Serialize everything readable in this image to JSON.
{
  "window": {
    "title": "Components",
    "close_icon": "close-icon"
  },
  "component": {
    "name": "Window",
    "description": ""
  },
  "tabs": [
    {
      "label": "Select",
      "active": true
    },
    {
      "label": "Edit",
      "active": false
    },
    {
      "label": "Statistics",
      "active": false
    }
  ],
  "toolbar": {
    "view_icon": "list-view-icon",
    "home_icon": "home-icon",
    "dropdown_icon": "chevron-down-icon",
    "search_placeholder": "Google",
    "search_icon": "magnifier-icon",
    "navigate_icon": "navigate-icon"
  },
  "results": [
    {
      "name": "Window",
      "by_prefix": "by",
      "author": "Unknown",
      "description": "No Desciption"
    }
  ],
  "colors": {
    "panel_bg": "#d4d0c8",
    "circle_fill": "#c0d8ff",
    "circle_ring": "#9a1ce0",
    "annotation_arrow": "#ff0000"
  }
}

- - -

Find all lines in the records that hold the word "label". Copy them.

▶ **Written reply**
      "label": "Select",
      "label": "Edit",
      "label": "Statistics",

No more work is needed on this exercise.